§ **Record excerpts**
--------------------------------
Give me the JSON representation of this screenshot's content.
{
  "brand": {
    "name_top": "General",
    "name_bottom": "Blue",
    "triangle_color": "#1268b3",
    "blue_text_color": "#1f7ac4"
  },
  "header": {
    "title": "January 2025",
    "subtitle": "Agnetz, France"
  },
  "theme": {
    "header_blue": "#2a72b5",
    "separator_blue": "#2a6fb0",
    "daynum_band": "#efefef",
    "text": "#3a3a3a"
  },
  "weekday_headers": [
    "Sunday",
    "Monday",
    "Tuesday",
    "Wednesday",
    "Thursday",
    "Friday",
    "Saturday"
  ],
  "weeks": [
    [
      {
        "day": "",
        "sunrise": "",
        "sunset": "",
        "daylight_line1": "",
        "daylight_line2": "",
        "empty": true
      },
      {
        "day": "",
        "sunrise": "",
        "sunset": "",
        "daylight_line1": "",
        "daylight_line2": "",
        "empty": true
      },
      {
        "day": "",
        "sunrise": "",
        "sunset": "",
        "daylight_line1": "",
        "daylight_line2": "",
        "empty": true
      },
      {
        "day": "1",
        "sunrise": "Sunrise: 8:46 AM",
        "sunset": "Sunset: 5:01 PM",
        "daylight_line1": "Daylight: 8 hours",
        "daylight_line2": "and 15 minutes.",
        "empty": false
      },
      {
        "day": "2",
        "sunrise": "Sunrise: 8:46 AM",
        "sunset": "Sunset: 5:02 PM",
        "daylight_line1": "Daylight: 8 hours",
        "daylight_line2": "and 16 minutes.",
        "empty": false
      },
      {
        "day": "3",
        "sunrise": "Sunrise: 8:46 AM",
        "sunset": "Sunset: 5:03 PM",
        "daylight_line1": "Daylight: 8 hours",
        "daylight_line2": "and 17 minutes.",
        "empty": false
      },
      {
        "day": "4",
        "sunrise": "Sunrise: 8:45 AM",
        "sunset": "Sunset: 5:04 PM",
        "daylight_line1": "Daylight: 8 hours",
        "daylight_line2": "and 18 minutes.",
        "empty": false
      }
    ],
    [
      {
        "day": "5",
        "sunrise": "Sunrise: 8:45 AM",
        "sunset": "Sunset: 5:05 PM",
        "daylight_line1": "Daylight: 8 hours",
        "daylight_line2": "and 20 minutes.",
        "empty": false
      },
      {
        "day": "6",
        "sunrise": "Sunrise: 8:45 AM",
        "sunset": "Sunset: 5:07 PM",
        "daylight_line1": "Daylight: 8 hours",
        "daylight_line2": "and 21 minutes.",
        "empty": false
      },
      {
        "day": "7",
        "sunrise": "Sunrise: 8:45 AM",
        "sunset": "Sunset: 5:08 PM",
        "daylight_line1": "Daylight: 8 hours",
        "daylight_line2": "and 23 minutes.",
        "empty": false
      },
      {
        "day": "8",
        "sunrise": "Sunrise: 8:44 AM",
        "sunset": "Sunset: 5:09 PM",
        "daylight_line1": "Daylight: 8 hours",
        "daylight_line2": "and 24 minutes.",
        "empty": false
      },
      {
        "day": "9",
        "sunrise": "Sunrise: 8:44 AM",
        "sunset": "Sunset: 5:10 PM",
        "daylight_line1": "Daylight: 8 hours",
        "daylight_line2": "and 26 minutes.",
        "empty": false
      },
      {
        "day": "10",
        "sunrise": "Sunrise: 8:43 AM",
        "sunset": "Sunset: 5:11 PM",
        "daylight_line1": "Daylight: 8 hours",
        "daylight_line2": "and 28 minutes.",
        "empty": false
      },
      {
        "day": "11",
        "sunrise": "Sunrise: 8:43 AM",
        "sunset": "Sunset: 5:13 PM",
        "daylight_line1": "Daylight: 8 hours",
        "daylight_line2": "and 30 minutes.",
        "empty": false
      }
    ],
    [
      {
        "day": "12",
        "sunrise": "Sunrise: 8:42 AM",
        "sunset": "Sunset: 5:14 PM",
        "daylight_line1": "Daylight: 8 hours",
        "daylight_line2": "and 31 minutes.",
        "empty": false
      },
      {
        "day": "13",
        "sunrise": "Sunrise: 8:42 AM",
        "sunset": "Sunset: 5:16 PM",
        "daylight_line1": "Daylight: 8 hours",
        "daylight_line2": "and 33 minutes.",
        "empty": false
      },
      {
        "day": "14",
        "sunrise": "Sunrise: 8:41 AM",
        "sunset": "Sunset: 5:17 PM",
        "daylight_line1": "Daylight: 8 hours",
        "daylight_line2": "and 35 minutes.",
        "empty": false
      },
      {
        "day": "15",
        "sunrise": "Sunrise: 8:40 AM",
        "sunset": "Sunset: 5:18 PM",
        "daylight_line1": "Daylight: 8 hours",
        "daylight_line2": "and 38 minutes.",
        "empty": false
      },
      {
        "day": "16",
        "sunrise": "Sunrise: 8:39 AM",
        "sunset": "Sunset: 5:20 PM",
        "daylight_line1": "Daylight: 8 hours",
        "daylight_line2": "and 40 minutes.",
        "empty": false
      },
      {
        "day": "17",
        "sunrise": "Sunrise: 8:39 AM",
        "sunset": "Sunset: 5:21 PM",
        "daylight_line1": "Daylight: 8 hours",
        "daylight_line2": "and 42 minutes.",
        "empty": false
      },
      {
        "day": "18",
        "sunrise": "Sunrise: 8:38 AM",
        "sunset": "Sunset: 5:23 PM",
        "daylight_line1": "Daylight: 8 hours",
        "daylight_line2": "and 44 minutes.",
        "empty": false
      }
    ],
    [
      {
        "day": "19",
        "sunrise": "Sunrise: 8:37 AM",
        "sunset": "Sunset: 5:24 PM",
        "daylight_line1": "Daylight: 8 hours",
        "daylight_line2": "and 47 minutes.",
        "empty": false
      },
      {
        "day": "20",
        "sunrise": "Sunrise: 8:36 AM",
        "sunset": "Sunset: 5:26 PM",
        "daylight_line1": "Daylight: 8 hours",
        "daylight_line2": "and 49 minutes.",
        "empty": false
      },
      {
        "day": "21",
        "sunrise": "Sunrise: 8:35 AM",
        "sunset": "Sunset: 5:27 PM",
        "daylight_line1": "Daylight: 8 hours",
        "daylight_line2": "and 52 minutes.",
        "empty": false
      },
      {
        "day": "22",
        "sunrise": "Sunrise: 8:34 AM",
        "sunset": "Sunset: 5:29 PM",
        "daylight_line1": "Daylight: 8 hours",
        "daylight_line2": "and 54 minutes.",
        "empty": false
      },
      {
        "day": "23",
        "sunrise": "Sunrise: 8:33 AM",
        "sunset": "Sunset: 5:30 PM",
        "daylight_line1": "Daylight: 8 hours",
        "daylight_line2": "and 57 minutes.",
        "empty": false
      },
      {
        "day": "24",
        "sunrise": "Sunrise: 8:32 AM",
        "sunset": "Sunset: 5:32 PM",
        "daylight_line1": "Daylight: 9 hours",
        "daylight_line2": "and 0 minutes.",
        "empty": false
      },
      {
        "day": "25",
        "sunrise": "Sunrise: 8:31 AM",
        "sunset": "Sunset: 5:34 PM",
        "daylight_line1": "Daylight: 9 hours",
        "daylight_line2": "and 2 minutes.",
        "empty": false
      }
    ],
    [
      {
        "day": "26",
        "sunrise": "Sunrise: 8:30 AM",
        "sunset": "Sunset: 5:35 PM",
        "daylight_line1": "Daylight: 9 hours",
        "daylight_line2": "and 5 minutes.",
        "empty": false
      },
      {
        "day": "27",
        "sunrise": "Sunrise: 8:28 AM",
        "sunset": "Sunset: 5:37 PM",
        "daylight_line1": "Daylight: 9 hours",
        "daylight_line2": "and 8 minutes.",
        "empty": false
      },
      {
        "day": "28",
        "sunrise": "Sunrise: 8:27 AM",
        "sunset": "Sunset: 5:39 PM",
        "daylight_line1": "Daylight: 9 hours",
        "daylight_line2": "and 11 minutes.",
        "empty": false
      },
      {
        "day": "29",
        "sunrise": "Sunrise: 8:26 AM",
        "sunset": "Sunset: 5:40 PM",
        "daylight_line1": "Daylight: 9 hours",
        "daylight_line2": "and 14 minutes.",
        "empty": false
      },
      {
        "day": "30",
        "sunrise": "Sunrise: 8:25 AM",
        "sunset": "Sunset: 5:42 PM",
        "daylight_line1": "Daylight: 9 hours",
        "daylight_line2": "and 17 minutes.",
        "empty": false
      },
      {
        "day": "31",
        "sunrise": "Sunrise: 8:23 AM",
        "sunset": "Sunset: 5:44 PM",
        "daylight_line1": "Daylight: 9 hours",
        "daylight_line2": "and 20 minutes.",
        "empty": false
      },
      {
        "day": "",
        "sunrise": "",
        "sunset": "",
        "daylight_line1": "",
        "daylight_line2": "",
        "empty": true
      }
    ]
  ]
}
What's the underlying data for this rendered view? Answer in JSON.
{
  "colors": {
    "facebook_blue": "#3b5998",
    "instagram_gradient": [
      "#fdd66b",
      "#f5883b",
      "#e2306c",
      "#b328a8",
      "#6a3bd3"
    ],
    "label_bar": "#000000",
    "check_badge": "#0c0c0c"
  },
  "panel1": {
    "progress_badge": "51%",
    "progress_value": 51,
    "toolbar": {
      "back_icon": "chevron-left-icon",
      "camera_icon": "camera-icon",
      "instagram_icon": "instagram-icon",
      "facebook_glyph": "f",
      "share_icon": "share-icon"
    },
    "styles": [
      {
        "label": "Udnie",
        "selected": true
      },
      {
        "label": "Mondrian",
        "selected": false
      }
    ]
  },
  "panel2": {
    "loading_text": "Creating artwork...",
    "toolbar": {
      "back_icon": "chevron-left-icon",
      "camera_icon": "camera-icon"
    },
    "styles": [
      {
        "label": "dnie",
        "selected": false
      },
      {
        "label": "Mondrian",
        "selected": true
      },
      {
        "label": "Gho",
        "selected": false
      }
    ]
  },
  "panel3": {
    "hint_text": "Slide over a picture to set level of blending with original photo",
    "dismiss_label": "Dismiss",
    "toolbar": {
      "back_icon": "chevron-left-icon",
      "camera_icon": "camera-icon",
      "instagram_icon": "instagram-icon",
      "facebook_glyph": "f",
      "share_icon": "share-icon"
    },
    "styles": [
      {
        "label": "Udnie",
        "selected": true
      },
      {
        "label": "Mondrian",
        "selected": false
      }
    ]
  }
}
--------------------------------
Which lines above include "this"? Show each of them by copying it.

Give me the JSON representation of this screenshot's content.
What's the underlying data for this rendered view? Answer in JSON.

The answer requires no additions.